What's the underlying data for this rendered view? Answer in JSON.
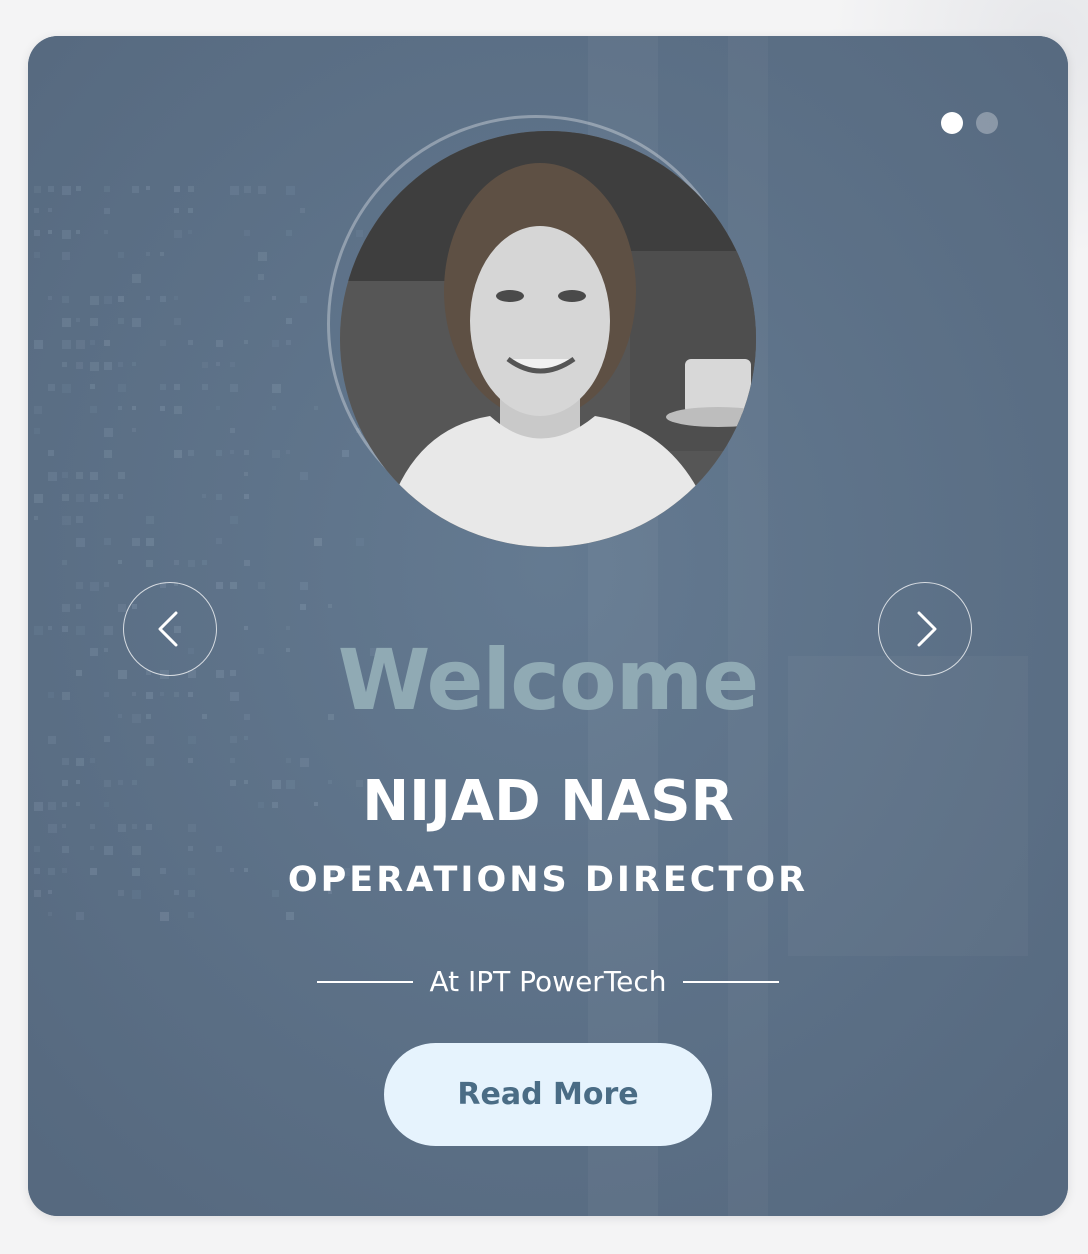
{
  "slider": {
    "dots": [
      {
        "active": true
      },
      {
        "active": false
      }
    ],
    "prev_icon": "chevron-left-icon",
    "next_icon": "chevron-right-icon"
  },
  "profile": {
    "welcome": "Welcome",
    "name": "NIJAD NASR",
    "role": "OPERATIONS DIRECTOR",
    "company": "At IPT PowerTech",
    "read_more_label": "Read More"
  },
  "colors": {
    "card_background": "#5b7189",
    "welcome_text": "#90aab4",
    "button_background": "#e6f3fd",
    "button_text": "#4a6c85"
  }
}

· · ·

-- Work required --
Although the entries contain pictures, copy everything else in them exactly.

-- Output of the exercise --
What's the underlying data for this rendered view? Answer in JSON.
{
  "slider": {
    "dots": [
      {
        "active": true
      },
      {
        "active": false
      }
    ],
    "prev_icon": "chevron-left-icon",
    "next_icon": "chevron-right-icon"
  },
  "profile": {
    "welcome": "Welcome",
    "name": "NIJAD NASR",
    "role": "OPERATIONS DIRECTOR",
    "company": "At IPT PowerTech",
    "read_more_label": "Read More"
  },
  "colors": {
    "card_background": "#5b7189",
    "welcome_text": "#90aab4",
    "button_background": "#e6f3fd",
    "button_text": "#4a6c85"
  }
}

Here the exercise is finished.